  2. History and Overview of Juvenile Courts • Mid 19th Century: reformers argued that failure of the family was the cause of delinquent behavior. • Parents failed to teach their children proper values and respect for authority. • This led to a separate court system • Parenspatriae: “parent of the country” • Idea that the court would act as the parent

  3. History and Overview of Juvenile Courts • Today’s juvenile courts: • Delinquent offenders: youths who have committed acts that would be crimes if committed by adults • Status offenders: crimes would not be if committed by adults • Running away from home, skipping school, violating curfew, etc. • Neglected or abused children: need protection from a parent or guardian.

  4. Some people believe parents should be held responsible for crimes committed by their children • Parental responsibility laws • Contributing to the delinquency of a minor: the act of an adult to aid or contribute to an illegal act by a minor

  5. Who is a Juvenile? • In most states, 18 is when you are no longer considered a juvenile • However, serious crimes can get you tried as an adult.

  6. Status Offenses • Charged with • “beyond control” • Habitually disobedient” • Truant from school

  7. Juvenile Justice Today Complete Problem 16.5 on page 194

  8. Procedures in Juvenile Court • Taking Into Custody • Can be taken into custody for a status offense • Released or detained • Intake: the informal process by which court officials or social workers decide if a juvenile should go to court. • SEE PAGE 197

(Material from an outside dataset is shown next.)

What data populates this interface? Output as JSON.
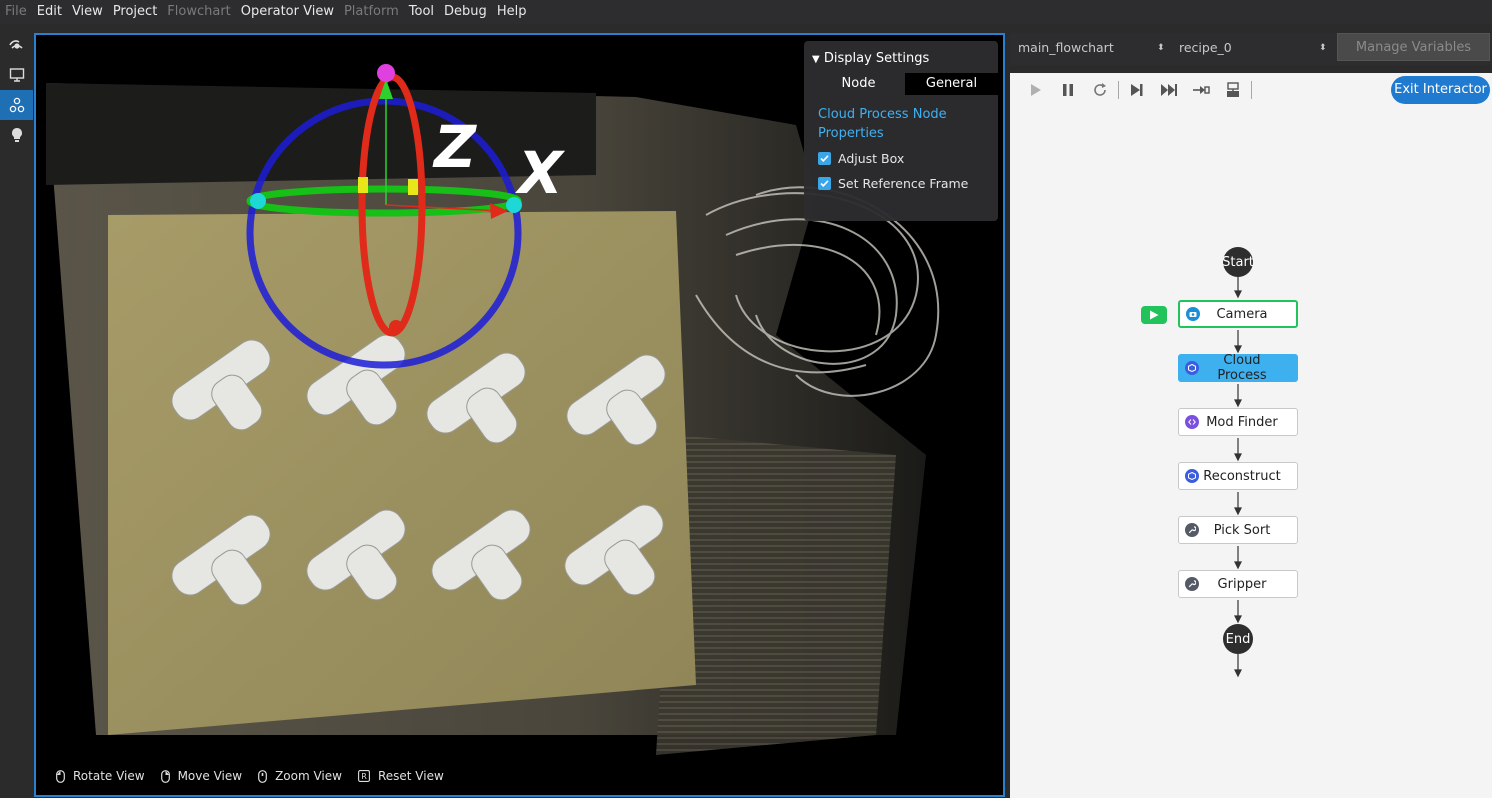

  9. Procedures ctd. • Initial or Detention Hearing • Initial hearing: state must prove two things- than an offense was committed and there is reason to believe the teen committed it. • Adjudicatory Hearing • Purpose: to determine the facts of the case • Closed to the public • Dispositional Hearing • Judge decides the sentence